June 24, 2015 •
On June 22, 2015, a lawsuit was filed against the Federal Election Commission (FEC) asking the court to direct the FEC to find the Commission on Presidential Debates (CPD) has made and accepted prohibited in-kind contributions when hosting presidential debates. […]
On June 22, 2015, a lawsuit was filed against the Federal Election Commission (FEC) asking the court to direct the FEC to find the Commission on Presidential Debates (CPD) has made and accepted prohibited in-kind contributions when hosting presidential debates.
The plaintiff, Level the Playing Field, alleges the CPD violated 11 C.F.R. §110.13 by “staging candidate debates in a partisan manner and without pre-established, objective criteria.”
The lawsuit asserts, “[T]he CPD has rigged the rules governing who can be in the debates to ensure that no candidate other than the Democratic and Republican nominees will ever be invited to the debates. … [T]he CPD’s use of millions of dollars of corporate money to provide free televised campaign appearances to the Democratic and Republican presidential and vice presidential candidates violates [the Federal Election Campaign Act] – by making illegal corporate contributions to political candidates; by making illegal corporate campaign expenditures; by accepting illegal corporate campaign contributions; and by failing to disclose its contributions and expenditures.”
Level the Playing Field (LPF) is a nonprofit entity describing its purpose as the promotion of reforms allowing “for greater competition and choice in elections for federal office, particularly for the presidency and vice presidency.” Joining LPF in the lawsuit are the Green Party of the United States, the Libertarian National Committee, Inc., and Dr. Peter Ackerman.
Photo of a 2008 presidential debate stage by Ericci8996 on Wikimedia Commons.
October 4, 2012 •
Here are a few articles for today’s government relations news summary:
“Campaign Fundraisers in D.C. Continue Despite Recess” by Kate Ackley in Roll Call.
New York: “Campaign finance reform uncertain” by Jimmy Vielkind in the Albany Times Union.
“US Rep. Frank: No paid lobbying after Congress” by The Associated Press in the Boston Globe.
“SC lawmakers vow ethics reform” by Andrew Shain in The State.
Campaigns and Elections
“5 takeaways from the Denver debate” by Maggie Haberman in Politico.
October 2, 2012 •
We cast our minds back

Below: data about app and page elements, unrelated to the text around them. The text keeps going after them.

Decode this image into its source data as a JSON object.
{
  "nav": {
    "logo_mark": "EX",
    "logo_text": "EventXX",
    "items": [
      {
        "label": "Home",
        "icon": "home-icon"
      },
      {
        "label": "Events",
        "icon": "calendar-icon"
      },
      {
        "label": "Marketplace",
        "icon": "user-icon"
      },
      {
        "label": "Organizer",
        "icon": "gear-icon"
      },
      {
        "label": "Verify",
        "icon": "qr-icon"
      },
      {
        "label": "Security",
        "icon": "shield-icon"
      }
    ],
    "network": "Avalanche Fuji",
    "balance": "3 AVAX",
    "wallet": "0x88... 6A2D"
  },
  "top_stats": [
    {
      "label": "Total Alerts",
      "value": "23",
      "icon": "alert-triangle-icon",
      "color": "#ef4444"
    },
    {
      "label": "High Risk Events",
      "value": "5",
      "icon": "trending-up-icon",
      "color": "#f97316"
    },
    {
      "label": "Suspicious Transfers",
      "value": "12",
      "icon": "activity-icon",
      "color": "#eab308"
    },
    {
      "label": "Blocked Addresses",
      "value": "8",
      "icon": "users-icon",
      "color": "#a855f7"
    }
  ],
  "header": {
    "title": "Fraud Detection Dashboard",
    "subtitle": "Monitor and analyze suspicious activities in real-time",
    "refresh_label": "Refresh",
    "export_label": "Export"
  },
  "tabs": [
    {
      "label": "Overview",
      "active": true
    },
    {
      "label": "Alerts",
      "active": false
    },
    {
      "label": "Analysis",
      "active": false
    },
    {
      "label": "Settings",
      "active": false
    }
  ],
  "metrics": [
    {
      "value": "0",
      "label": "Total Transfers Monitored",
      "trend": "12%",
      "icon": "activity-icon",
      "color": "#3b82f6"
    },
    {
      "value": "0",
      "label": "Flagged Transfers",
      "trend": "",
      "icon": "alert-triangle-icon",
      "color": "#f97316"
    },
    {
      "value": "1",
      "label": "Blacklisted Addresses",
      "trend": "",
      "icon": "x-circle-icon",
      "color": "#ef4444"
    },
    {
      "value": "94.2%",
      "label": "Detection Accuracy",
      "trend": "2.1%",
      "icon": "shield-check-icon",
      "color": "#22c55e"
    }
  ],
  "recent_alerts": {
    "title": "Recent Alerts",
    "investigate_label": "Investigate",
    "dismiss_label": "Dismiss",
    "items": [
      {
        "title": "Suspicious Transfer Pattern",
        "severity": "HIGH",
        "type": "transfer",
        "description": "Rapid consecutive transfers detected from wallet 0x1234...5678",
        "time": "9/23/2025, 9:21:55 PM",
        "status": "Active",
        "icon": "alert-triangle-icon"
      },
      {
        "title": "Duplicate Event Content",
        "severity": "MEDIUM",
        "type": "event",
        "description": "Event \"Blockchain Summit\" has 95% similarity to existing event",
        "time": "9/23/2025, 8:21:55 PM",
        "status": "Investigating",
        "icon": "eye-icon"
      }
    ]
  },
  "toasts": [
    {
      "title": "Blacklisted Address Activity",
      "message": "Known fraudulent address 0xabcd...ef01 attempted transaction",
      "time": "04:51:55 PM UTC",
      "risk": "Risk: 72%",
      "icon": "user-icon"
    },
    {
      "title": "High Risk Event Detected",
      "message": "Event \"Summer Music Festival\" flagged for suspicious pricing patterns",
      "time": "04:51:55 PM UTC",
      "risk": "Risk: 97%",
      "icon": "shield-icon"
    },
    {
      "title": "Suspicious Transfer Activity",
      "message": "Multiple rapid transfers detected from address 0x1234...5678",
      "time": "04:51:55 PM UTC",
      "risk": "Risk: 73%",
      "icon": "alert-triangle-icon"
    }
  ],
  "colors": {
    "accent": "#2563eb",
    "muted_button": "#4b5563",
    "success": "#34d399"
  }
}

With the presidential and vice presidential debates coming, the news outlets are pulling up all kinds of footage of key moments from debates of the past. You can see bits of the Kennedy/Nixon debate, rediscover the best verbal zaps from Ronald Reagan, and choose your own favorite gaffes that candidates have made. Don’t miss Sen. Lloyd Bentsen telling Sen. Dan Quayle, “You’re no Jack Kennedy.” Have fun with these…
“Will You Smile or Cringe? It Depends.” by Leslye Davis, Jon Huang and Alexis Mainland in The New York Times.
“Presidential Debate Moments” video montage by David Frank in The New York Times.
“The Goofs and Gaffes in Presidential Debates” by Albert R. Hunt in The New York Times.
“The mistakes candidates make in debates” by Julian Zelizer in CNN Opinion.
“Top 8 Debate Zingers” by Sophie Quinton in National Journal.
“Debate ‘zingers’ over the years” by Bill Lambrecht in the St. Louis Post-Dispatch.
“Ten most memorable moments from presidential debates” in the San Francisco Chronicle’s Politics Blog.
October 1, 2012 •
Live coverage, commentary, and analysis
YouTube is making it very easy for anyone to follow the presidential debates in the coming weeks. For the first time, YouTube will offer the streaming video on their Elections Hub. Their blog lists other YouTube channels where viewers can find commentary and analysis. Here is the news release from the Official YouTube Blog post “The 2012 Presidential and Vice Presidential Debates, live on YouTube” by Olivia Ma.
For more news coverage, be sure to read:
“YouTube to live stream Presidential debates for the first time this month” in The Next Web.
“YouTube to livestream United States presidential, vice-presidential debates (Video)” by Andrew Moran in the Examiner.
State and Federal Communications, Inc. provides research and consulting services for government relations professionals on lobbying laws, procurement lobbying laws, political contribution laws in the United States and Canada. Learn more by visiting stateandfed.com.